OTTAWA — The United Nations’ top disarmament official says governments need to pay more attention to the “dark side” of artificial intelligence, including the implications of so-called killer robots that could take military decisions out of human hands.
Izumi Nakamitsu, the UN’s undersecretary-general for disarmament affairs, says the benefits of AI will be ground-breaking but governments need to take stronger measures to prevent bad military applications, including potentially catastrophic hacks of nuclear arsenals.
Nakamitsu offered those views as the Trudeau government announced a new partnership with Britain on Monday to develop AI projects that could lead to breakthroughs in driverless vehicles and health care for seniors.
The government has made AI a pillar of its economic-growth strategy because it views the development of the technology as a means to attract foreign investment and creating a new sector of high-skilled jobs.
The government is using ground-breaking developments by leading researchers in Montreal and Toronto in “machine learning,” the advanced algorithms that new supercomputers use to think in a way somewhat like humans.

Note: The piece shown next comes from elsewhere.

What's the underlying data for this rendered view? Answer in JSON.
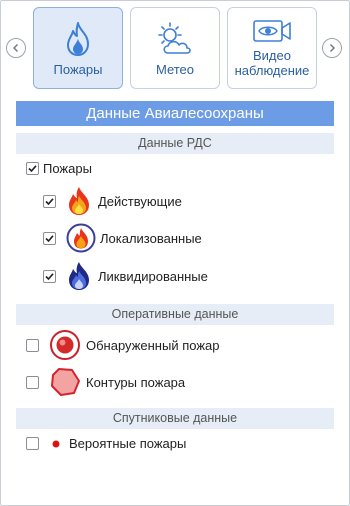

But the government said little about the security risks surrounding AI, expect that it needs to do more to protect the privacy of Canadians because the technology relies on amassing massive amounts of personal data.